Cohesin plays a key role in regulating gene expression by forming DNA loops that connect genes to distal enhancers. Mutations in the structural and regulatory components of the cohesin complex lead to complex developmental disorders and cancers and are associated with chromatin misfolding and widespread gene misexpression. These disorders are collectively referred to as “cohesinopathies” of which Cornelia de Lange Syndrome (CdLS) is the archetype. CdLS is a rare developmental disorder characterized by congenital abnormalities, intellectual disability, and multi-system clinical symptoms including congenital heart disease. The causal role of cohesin in CdLS strongly suggests a functional link between chromatin organization and organismal development.
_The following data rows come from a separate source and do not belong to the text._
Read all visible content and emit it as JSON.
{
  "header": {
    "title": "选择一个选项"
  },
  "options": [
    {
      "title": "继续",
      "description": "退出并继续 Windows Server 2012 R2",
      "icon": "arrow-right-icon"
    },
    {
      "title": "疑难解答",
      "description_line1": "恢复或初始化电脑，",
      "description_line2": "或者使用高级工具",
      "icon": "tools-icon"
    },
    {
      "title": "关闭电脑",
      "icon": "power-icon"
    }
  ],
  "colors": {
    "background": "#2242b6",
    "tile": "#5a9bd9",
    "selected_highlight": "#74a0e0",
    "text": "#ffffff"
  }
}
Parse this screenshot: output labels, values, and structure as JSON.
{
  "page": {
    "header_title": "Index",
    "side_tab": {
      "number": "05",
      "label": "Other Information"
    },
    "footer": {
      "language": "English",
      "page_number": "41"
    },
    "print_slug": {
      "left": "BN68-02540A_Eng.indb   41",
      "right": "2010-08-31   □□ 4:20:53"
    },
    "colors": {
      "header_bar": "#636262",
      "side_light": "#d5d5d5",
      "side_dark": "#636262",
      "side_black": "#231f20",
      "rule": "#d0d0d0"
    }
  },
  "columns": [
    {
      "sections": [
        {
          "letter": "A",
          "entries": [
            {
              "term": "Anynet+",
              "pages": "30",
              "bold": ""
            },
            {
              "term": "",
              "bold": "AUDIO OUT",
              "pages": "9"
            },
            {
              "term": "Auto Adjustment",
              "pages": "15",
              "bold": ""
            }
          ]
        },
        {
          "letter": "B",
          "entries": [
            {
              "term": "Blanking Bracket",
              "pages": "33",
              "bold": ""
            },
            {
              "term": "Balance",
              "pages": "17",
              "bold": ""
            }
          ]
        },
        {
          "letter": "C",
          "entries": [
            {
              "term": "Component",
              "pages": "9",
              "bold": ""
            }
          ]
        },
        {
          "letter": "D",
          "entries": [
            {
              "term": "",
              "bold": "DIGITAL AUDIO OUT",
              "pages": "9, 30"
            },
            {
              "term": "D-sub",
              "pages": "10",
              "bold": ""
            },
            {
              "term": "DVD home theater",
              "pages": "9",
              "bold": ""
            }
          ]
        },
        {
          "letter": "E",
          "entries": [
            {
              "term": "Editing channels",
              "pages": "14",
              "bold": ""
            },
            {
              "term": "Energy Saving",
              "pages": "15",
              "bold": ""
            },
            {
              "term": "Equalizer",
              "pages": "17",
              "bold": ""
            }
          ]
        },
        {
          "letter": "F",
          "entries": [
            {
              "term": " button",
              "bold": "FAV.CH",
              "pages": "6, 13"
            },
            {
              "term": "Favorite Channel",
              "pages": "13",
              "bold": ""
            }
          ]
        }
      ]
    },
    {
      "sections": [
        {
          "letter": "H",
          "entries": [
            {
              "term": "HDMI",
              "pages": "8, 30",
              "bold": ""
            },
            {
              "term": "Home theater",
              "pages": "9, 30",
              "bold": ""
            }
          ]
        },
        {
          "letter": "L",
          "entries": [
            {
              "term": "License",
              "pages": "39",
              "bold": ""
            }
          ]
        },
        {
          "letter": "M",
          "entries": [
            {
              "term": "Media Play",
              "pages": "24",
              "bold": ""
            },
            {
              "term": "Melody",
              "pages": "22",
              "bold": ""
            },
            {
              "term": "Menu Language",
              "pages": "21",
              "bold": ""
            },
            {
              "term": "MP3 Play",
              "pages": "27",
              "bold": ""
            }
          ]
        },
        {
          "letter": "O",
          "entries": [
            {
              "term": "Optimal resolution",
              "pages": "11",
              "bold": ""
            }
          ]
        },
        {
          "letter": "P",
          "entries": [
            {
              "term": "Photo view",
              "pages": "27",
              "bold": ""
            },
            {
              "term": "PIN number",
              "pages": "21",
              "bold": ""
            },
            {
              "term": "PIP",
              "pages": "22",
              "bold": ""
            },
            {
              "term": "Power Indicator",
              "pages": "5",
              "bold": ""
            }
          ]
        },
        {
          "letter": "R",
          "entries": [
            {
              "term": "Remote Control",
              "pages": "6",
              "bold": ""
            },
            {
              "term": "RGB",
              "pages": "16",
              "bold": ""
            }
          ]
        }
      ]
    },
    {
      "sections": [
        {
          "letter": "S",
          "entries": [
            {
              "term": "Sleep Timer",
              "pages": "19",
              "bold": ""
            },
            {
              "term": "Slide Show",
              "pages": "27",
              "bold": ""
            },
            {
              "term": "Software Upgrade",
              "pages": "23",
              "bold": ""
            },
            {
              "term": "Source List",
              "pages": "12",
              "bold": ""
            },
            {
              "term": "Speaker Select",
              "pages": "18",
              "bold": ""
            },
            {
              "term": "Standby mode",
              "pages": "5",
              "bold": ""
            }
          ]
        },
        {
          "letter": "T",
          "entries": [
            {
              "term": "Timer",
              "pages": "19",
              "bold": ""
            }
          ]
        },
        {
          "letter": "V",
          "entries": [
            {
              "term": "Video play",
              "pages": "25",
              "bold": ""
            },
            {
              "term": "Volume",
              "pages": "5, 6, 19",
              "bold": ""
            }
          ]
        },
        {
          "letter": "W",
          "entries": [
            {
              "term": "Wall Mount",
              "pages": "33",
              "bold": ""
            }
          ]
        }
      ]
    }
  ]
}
However, the mechanisms by which disruption of cohesin and looping can lead to gene misexpression and ultimately disease are not well understood.
We have several projects underway that address this basic gap in knowledge of how members of the cohesin complex regulate genome folding and cellular function and will map how 3D genome topology is dysregulated in patients affected by CdLS.